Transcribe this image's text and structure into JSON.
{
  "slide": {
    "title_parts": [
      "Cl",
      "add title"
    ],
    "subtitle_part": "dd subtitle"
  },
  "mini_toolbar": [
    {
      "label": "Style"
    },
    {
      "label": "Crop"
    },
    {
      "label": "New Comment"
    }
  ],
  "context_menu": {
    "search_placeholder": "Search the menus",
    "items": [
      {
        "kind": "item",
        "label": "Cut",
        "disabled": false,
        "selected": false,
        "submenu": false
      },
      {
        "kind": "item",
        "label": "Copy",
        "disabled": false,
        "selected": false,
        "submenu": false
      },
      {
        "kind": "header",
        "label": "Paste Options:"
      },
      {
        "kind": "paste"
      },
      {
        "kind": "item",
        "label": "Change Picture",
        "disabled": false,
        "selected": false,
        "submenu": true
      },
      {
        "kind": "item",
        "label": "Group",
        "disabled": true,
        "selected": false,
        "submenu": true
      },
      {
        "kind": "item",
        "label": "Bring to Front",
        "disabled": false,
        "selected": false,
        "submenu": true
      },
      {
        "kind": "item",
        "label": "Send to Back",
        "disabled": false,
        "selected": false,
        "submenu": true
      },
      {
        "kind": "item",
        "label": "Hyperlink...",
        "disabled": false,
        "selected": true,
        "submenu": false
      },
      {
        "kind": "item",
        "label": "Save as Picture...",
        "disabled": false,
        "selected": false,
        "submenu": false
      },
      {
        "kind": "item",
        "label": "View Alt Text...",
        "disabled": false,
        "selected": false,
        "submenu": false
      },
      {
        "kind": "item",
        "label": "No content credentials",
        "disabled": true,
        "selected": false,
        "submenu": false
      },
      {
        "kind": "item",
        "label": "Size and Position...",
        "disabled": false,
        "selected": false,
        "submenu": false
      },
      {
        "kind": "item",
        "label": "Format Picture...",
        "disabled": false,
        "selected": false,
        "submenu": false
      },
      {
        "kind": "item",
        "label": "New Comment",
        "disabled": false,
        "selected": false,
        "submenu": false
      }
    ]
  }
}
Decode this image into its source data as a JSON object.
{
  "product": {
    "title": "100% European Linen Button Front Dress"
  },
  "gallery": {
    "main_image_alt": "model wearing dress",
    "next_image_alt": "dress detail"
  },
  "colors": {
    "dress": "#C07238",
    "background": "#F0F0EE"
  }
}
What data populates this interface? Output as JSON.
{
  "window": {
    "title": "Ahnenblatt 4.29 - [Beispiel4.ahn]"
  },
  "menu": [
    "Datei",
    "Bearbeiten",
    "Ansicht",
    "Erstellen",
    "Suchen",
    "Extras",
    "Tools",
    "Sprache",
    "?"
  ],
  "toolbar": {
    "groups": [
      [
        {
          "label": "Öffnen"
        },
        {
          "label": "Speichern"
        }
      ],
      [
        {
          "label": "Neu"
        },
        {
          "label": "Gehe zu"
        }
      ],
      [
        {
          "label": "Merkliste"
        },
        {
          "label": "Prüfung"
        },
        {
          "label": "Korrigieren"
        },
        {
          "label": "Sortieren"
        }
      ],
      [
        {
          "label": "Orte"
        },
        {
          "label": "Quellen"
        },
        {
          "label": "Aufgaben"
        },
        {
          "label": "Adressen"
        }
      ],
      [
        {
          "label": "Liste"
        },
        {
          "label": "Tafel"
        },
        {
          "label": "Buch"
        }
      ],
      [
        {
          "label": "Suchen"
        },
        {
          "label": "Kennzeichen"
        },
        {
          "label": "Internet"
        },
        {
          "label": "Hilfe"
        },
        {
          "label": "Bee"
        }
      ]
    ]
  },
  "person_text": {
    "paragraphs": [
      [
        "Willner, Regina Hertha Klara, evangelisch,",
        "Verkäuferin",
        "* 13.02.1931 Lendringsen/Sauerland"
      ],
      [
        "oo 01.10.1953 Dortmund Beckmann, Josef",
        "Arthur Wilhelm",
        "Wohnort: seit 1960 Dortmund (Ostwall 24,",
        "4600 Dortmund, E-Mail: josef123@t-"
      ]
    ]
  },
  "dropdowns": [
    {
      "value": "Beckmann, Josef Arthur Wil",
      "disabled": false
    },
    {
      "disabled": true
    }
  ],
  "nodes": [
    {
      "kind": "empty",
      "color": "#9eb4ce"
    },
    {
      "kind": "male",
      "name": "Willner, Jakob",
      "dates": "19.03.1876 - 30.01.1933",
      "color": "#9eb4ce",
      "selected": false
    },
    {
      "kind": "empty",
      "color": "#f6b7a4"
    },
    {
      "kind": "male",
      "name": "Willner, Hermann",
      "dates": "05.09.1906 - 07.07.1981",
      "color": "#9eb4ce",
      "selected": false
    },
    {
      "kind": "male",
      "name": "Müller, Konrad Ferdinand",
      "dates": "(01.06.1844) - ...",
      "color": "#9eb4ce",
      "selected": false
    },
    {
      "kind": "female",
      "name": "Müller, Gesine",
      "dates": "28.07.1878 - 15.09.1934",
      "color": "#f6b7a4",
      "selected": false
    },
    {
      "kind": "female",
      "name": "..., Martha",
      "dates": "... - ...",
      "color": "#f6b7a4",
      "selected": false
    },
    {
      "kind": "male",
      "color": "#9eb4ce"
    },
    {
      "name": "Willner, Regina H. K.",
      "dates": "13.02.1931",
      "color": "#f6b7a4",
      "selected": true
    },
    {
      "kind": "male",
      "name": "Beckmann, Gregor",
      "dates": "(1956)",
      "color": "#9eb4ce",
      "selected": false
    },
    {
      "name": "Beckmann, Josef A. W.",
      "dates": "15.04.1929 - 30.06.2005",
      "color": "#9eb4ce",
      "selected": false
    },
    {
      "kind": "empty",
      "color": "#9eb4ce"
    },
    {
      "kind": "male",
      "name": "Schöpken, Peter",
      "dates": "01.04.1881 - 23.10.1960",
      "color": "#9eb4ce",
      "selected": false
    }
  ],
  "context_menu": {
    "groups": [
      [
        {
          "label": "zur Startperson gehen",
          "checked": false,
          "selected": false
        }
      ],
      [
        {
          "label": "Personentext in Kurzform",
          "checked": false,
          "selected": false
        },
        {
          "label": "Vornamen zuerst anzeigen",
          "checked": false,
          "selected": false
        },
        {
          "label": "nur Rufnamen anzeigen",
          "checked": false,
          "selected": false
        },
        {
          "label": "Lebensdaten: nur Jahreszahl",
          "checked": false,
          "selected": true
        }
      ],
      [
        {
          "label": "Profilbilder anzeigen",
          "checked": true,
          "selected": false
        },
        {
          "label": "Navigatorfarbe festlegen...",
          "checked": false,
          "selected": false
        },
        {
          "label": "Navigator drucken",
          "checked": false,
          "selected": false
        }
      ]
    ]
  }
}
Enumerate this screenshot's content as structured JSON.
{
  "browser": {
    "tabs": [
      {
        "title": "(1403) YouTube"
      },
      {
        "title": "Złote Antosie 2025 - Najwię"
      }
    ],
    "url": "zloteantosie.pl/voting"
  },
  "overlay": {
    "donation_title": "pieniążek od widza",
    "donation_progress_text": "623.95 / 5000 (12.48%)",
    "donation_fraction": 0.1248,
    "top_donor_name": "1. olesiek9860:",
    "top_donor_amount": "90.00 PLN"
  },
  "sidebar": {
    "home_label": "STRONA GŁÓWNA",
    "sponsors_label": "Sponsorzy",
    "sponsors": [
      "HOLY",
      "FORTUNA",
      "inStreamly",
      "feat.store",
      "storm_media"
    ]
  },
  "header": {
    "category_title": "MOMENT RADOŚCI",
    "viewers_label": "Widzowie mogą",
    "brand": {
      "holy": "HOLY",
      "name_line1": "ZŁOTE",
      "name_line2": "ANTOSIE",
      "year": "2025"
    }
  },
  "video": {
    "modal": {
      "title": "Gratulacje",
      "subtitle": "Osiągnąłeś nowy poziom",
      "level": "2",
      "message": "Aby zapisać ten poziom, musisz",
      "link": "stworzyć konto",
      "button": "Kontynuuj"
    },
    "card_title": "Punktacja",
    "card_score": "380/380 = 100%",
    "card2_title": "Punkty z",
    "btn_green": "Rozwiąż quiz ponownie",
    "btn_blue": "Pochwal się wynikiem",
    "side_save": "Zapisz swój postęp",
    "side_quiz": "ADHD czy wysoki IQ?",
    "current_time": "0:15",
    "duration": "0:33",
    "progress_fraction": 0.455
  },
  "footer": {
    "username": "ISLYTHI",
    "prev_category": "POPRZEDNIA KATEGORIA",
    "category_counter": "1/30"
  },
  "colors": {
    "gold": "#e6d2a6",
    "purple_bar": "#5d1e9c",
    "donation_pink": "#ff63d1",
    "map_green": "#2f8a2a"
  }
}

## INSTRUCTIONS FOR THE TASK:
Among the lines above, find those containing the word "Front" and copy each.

## PROBLEM SOLUTION:
        "label": "Bring to Front",
    "title": "100% European Linen Button Front Dress"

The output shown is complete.